I shall refer to some of his ideas, to illustrate, how our universities still follow, outdated teaching methods. Although I have great respect for my teachers back home in Sri Lanka, yet, I should remind them, that some of their teaching methods are outdated, and we should have the courage, to renew our teaching methods, in all our universities in Sri Lanka.
Paulo Freire, proposes a new theory of interactive relationship, between teacher, student and society. The most important aspect, of his theory, is that he vehemently rejects, old traditional methods, of teaching; he referrers to it as a banking model, or banking concept of education.
In this old model of teaching, students are treated like empty bottles, to be filled with knowledge. These descriptions, rightly apply to our lecturers, in our universities. Most of our universities lectures, are still dictating from their note books, and some dictate from memory.
This method of teaching is still applied mostly, in Arts and Humanity subjects, in our universities. In some cases, students are not allowed to question their teachers, thus teachers cannot be challenged by students.
Our students are made to listen and obey, rather than question, debate and challenge lecturers, in the classroom. Fearing repercussion and revenge, at examinations, students blindly obey lecturers.
This is the reality, of our learning environment in Sri Lanka. In sharp contrast, students in western universities, debate and challenges their lecturers, with logical and rational evidence, during their arguments. They do not take whatever they are taught blindly, as our students do.
Paulo Freire, further argues, that teachers and learners, should be co-creators of knowledge.
Do we have such a collective learning process, in our universities, to generate knowledge? It is argued, that student interaction should be encouraged more, in a modern ‘student-centered’ learning process, but, what do we have in our university system, but mere dictation and listening.
This method of teaching is described by Freire, as the concept of banking education. In this system of education, the students are regarded as empty bank accounts that should remain open, to the all types of deposits, made by the teachers.
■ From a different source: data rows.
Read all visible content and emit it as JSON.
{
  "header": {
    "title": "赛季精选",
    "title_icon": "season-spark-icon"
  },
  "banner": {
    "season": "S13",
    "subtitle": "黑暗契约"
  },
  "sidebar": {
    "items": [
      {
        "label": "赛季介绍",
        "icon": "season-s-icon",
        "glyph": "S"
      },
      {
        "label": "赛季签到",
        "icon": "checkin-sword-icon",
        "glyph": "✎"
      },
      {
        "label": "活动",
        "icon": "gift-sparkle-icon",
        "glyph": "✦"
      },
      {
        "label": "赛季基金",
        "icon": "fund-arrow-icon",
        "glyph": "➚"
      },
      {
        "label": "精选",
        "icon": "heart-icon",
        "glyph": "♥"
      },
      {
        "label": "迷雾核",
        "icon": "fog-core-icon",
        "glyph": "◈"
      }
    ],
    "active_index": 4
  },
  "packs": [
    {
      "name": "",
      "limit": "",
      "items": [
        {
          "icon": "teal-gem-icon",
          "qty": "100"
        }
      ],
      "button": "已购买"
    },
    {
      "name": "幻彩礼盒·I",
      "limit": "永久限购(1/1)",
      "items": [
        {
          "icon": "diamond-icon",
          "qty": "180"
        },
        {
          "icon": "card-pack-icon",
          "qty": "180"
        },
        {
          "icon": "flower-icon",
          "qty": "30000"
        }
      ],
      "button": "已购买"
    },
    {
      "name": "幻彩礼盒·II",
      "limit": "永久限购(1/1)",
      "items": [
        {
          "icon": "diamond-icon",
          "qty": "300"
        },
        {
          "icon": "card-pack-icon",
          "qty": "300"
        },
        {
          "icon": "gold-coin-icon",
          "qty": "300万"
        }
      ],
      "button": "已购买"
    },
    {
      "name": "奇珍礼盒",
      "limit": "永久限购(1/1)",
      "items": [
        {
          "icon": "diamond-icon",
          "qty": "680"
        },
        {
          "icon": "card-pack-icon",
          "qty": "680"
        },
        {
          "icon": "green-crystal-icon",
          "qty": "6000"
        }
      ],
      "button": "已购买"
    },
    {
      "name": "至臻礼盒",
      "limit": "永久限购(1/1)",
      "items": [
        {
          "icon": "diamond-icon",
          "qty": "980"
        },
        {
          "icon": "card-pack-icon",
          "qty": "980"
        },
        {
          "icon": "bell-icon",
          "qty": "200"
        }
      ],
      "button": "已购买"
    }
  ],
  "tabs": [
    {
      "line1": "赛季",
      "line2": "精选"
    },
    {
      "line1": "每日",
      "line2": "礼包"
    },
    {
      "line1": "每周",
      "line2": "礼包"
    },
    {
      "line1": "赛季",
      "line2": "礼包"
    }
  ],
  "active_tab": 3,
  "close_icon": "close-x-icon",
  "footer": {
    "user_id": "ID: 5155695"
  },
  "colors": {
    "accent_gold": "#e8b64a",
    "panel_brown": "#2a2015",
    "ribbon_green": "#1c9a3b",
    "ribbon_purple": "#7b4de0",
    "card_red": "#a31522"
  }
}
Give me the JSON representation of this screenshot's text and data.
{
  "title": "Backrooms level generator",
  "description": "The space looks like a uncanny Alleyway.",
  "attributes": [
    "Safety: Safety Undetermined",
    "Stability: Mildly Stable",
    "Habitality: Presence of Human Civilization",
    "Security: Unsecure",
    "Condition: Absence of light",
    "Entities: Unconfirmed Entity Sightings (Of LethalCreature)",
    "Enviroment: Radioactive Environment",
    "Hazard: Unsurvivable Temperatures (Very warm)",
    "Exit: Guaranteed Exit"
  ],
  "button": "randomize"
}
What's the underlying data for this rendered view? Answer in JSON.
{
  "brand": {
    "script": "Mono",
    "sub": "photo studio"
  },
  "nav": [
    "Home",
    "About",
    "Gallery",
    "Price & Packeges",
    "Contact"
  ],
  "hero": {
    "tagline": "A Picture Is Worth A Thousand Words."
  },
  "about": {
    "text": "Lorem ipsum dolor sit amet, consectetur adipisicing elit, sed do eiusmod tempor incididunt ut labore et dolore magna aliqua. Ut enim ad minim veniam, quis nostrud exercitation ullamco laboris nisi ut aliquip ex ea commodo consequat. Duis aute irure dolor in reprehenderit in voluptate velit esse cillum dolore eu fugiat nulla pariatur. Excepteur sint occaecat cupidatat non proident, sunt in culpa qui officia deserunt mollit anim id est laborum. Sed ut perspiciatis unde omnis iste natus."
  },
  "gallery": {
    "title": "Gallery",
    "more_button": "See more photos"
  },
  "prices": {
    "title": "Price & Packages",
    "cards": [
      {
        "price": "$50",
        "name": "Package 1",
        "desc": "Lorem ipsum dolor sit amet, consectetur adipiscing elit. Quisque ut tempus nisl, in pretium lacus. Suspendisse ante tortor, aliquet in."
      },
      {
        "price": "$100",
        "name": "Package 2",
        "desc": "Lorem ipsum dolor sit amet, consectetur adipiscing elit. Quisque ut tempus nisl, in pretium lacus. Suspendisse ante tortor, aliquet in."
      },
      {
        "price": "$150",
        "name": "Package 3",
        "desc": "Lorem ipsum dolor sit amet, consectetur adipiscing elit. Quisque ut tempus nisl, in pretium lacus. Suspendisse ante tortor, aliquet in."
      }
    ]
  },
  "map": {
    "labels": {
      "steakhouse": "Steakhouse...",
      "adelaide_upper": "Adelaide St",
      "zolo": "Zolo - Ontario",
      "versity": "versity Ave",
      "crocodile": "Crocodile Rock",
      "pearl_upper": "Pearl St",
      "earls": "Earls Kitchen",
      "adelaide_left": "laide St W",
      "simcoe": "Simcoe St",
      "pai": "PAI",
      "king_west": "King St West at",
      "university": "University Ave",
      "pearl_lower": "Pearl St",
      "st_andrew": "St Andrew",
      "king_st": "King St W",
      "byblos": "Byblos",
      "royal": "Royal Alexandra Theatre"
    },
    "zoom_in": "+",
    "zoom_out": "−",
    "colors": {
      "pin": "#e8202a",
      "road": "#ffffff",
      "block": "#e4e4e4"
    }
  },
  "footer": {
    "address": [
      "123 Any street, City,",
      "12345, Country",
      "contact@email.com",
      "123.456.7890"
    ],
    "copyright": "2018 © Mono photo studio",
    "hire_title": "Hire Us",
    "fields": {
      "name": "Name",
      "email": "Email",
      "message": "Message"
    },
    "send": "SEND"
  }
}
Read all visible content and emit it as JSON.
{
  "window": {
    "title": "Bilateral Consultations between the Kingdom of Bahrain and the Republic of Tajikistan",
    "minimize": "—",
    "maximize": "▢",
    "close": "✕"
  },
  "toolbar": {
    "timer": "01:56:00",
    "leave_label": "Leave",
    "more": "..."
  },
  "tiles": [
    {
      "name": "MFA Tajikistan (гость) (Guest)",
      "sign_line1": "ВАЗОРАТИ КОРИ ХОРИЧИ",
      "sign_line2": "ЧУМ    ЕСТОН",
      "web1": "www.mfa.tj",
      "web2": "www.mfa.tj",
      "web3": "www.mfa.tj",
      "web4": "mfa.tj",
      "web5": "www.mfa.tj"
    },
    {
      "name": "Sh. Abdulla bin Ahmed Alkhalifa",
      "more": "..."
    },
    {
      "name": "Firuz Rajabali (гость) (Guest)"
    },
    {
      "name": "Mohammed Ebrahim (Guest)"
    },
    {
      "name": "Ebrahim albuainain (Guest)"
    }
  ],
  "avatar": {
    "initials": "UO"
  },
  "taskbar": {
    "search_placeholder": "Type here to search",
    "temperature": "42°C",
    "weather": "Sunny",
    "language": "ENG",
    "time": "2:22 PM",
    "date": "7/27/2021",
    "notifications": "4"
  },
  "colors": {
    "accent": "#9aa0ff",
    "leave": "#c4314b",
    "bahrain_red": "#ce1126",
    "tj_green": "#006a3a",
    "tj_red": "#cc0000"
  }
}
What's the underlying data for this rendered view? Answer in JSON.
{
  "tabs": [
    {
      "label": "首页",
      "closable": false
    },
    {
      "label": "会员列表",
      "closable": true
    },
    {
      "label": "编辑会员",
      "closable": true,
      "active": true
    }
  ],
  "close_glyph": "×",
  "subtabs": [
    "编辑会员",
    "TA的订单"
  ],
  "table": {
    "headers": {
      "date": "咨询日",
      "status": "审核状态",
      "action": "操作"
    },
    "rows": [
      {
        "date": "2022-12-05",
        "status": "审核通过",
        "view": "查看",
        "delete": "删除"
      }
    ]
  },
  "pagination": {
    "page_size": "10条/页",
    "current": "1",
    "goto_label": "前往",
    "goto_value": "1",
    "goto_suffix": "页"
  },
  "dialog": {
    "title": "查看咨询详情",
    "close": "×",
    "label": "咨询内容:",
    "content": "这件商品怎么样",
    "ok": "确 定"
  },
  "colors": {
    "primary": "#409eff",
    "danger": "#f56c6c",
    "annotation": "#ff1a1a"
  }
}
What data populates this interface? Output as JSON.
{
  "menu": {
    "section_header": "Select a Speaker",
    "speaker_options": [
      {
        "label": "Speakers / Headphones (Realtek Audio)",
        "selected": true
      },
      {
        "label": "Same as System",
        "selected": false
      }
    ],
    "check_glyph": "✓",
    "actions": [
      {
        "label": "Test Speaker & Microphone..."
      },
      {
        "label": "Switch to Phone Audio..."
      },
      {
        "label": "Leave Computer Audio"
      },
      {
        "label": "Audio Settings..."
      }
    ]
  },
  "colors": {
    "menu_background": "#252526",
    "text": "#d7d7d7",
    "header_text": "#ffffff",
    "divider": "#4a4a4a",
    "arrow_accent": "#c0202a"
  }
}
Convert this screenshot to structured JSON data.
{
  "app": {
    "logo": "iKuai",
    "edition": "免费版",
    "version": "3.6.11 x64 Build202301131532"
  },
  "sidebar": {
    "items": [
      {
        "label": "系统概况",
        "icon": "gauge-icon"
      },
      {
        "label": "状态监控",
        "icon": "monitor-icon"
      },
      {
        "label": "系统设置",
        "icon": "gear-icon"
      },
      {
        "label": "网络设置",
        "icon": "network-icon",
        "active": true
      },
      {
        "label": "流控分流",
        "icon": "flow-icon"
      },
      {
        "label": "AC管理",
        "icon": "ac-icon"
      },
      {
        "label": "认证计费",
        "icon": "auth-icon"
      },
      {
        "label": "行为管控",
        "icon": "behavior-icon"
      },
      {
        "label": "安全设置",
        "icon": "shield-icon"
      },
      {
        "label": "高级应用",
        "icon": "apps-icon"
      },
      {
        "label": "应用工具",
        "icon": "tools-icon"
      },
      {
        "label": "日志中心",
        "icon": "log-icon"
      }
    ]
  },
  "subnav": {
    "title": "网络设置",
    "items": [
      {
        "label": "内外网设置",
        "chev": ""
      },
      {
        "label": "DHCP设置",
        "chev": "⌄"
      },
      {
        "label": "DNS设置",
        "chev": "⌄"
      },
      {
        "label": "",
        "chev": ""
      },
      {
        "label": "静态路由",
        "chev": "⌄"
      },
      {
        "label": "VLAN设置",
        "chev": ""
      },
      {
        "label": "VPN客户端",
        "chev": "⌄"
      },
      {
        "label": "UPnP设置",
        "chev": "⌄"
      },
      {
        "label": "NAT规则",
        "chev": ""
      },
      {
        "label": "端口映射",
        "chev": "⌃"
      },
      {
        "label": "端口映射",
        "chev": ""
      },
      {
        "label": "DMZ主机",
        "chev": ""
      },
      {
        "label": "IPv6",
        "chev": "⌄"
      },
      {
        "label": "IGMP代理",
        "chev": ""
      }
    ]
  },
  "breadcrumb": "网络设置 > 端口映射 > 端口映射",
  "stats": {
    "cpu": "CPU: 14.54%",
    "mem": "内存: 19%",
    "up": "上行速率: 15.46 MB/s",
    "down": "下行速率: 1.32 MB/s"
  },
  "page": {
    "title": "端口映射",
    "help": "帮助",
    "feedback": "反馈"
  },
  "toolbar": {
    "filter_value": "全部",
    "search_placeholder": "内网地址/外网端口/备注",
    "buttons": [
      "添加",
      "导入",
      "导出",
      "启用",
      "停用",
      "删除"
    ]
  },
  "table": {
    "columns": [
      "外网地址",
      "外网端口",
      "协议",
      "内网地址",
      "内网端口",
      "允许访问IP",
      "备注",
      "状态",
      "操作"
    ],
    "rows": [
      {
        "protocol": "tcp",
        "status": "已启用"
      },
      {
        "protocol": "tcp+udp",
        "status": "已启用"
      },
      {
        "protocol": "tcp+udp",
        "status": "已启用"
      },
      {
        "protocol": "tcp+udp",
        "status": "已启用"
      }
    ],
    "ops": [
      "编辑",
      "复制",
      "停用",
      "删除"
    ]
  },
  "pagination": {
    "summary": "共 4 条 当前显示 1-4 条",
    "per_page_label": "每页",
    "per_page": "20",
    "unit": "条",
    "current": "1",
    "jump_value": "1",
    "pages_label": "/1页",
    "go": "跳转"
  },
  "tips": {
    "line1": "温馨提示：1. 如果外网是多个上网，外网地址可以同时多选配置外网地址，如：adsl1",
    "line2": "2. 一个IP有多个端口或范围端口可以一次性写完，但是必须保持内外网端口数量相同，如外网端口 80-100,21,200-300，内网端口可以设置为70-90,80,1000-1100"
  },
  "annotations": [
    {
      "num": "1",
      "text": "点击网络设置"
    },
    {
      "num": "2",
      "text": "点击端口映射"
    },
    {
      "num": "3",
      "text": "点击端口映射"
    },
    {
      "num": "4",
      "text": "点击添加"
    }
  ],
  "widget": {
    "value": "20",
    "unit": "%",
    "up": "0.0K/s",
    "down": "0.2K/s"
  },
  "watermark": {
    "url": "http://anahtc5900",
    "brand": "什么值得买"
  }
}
He argues, that it is wrong to de-humanise, both the teachers and students by this system of banking education. What more is he argues that students’ freedom of thought, is oppressed by this system.
Pualo Freire, in his book Pedagogy of the Oppressed (P74), vividly depicts our system of education in Sri Lanka. He argues, in this system of banking education, creativity, invention and continuity are dead. This is exactly what has happened, in our university system in Sri Lanka.
There may be some exceptions, in the faculties of science, engineering and medicine, but yet, in the faculties of arts and humanities, we have not seen much progress and development, in recent times.
Pualo Freir further illustrates this banking concept of education, in the following way, and most of them apply, to the teaching methods in our schools, and universities.
1) The teacher teaches and the students are taught,
2) The teacher knows everything and the students know nothing,
3) The teacher thinks and the students are thought about,
4) The teacher talks and students listen- meekly….
5) The teacher disciplines and the students are disciplined,
6) The teacher chooses and enforces his/her choice, and the students comply,
7) The teacher acts and the students have an illusion of acting, through the action of the teacher,
8) The teacher chooses the program contents, and the students have to adapt to them,
9) The teacher confuses the authority of knowledge, with his or her own professional authority,
10) The teacher is the subject of the learning process, while the pupils are mere objects. (Paulo Freire. (PP.75-76)
*To be continued next week
1) Paulo Freire. Pedagogy of the oppressed. The continuum Publication. London. 2008